"Oxidation" refers to electron loss from a reducing agent. It is common to say that "the process has been oxidized."
]Electrons carry negative charges, and the oxidation process leads to an increase in positive valence.
During oxidation, the number of electrons orbiting an element decreases, causing the element to form bonds with oxygen when oxygen is present. Oxygen is naturally attracted to electrons.
Iron can exist in various forms in water, with the most prevalent being ferrous bicarbonate (C2H4FeO6), which is soluble.
Ferrous iron possesses a positive two valence.
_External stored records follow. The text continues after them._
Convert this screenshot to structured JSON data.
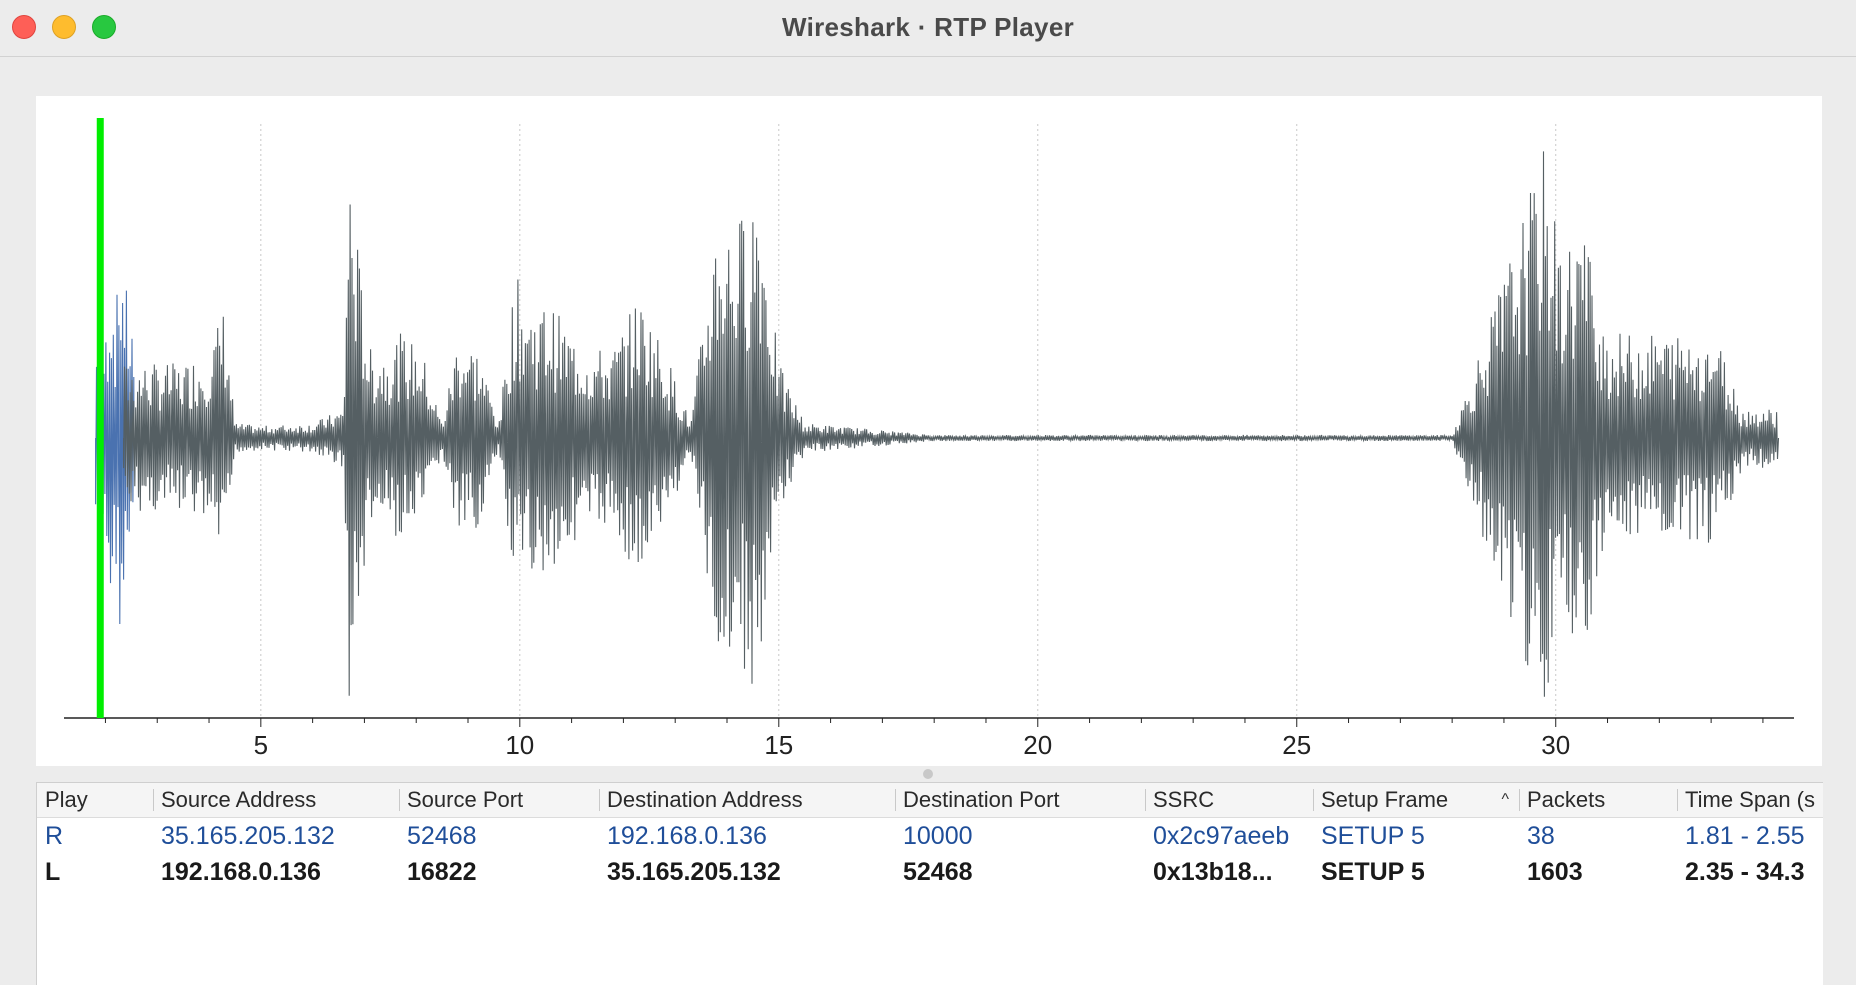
{
  "window": {
    "title": "Wireshark · RTP Player"
  },
  "colors": {
    "play_cursor": "#00ee00",
    "stream_r": "#4a72b0",
    "stream_l": "#555f63",
    "row_r_text": "#1f4e99"
  },
  "chart_data": {
    "type": "line",
    "title": "",
    "xlabel": "",
    "ylabel": "",
    "xlim": [
      1.2,
      34.6
    ],
    "ylim": [
      -1,
      1
    ],
    "x_ticks": [
      5,
      10,
      15,
      20,
      25,
      30
    ],
    "grid": true,
    "play_cursor_x": 1.9,
    "series": [
      {
        "name": "R",
        "x_range": [
          1.81,
          2.55
        ],
        "envelope": [
          [
            1.81,
            0.33
          ],
          [
            2.0,
            0.35
          ],
          [
            2.1,
            0.62
          ],
          [
            2.2,
            0.42
          ],
          [
            2.3,
            0.7
          ],
          [
            2.4,
            0.5
          ],
          [
            2.55,
            0.35
          ]
        ]
      },
      {
        "name": "L",
        "x_range": [
          2.35,
          34.3
        ],
        "envelope": [
          [
            3.5,
            0.25
          ],
          [
            4.0,
            0.3
          ],
          [
            4.3,
            0.45
          ],
          [
            4.5,
            0.05
          ],
          [
            5.0,
            0.04
          ],
          [
            6.0,
            0.05
          ],
          [
            6.6,
            0.1
          ],
          [
            6.7,
            0.98
          ],
          [
            6.9,
            0.6
          ],
          [
            7.1,
            0.3
          ],
          [
            7.4,
            0.3
          ],
          [
            7.7,
            0.35
          ],
          [
            8.1,
            0.3
          ],
          [
            8.5,
            0.05
          ],
          [
            8.8,
            0.35
          ],
          [
            9.2,
            0.3
          ],
          [
            9.6,
            0.05
          ],
          [
            9.9,
            0.55
          ],
          [
            10.2,
            0.45
          ],
          [
            10.6,
            0.45
          ],
          [
            11.0,
            0.35
          ],
          [
            11.4,
            0.3
          ],
          [
            11.8,
            0.3
          ],
          [
            12.3,
            0.48
          ],
          [
            12.8,
            0.3
          ],
          [
            13.3,
            0.05
          ],
          [
            13.8,
            0.75
          ],
          [
            14.2,
            0.72
          ],
          [
            14.6,
            0.9
          ],
          [
            15.0,
            0.25
          ],
          [
            15.5,
            0.05
          ],
          [
            18.0,
            0.01
          ],
          [
            22.5,
            0.01
          ],
          [
            23.5,
            0.01
          ],
          [
            28.0,
            0.01
          ],
          [
            29.8,
            0.98
          ],
          [
            30.1,
            0.6
          ],
          [
            30.5,
            0.75
          ],
          [
            31.0,
            0.35
          ],
          [
            31.5,
            0.35
          ],
          [
            32.2,
            0.35
          ],
          [
            32.6,
            0.35
          ],
          [
            33.1,
            0.35
          ],
          [
            33.6,
            0.1
          ]
        ]
      }
    ]
  },
  "table": {
    "columns": [
      "Play",
      "Source Address",
      "Source Port",
      "Destination Address",
      "Destination Port",
      "SSRC",
      "Setup Frame",
      "Packets",
      "Time Span (s"
    ],
    "sort_indicator": "^",
    "rows": [
      {
        "play": "R",
        "src_addr": "35.165.205.132",
        "src_port": "52468",
        "dst_addr": "192.168.0.136",
        "dst_port": "10000",
        "ssrc": "0x2c97aeeb",
        "setup": "SETUP 5",
        "packets": "38",
        "timespan": "1.81 - 2.55"
      },
      {
        "play": "L",
        "src_addr": "192.168.0.136",
        "src_port": "16822",
        "dst_addr": "35.165.205.132",
        "dst_port": "52468",
        "ssrc": "0x13b18...",
        "setup": "SETUP 5",
        "packets": "1603",
        "timespan": "2.35 - 34.3"
      }
    ]
  }
}
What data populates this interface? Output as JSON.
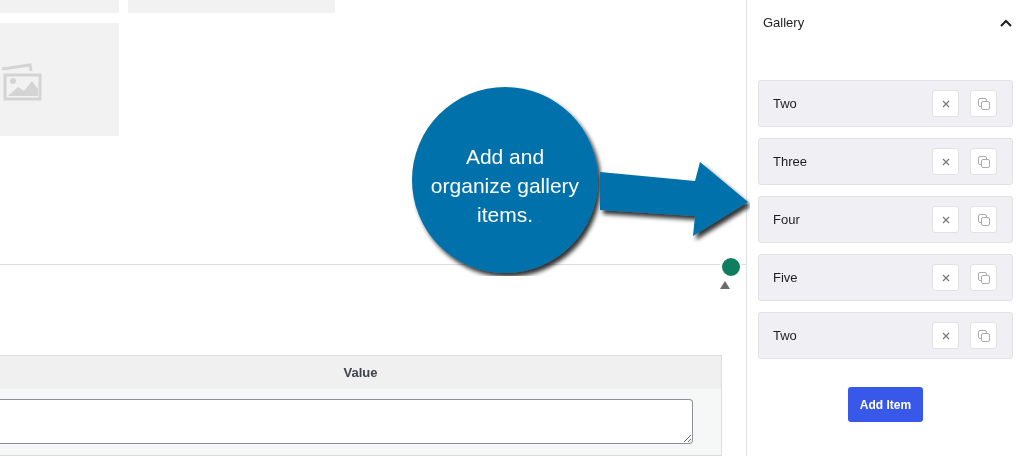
{
  "callout": {
    "text": "Add and organize gallery items."
  },
  "table": {
    "columns": [
      "Value"
    ]
  },
  "gallery_panel": {
    "title": "Gallery",
    "expanded": true,
    "items": [
      {
        "label": "Two"
      },
      {
        "label": "Three"
      },
      {
        "label": "Four"
      },
      {
        "label": "Five"
      },
      {
        "label": "Two"
      }
    ],
    "add_button": "Add Item"
  }
}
As ferrous iron undergoes oxidation, the number of electrons decreases, resulting in the development of a positive three valence known as ferric hydroxide: Fe(OH)3.
The most cost-effective method of oxidizing iron in water is thorough aeration using an "aeration tower." The aerator is very similar to a degasification tower or air stripper as it utilizes either forced draft or induced draft air movement to create the enriched oxygen environment needed.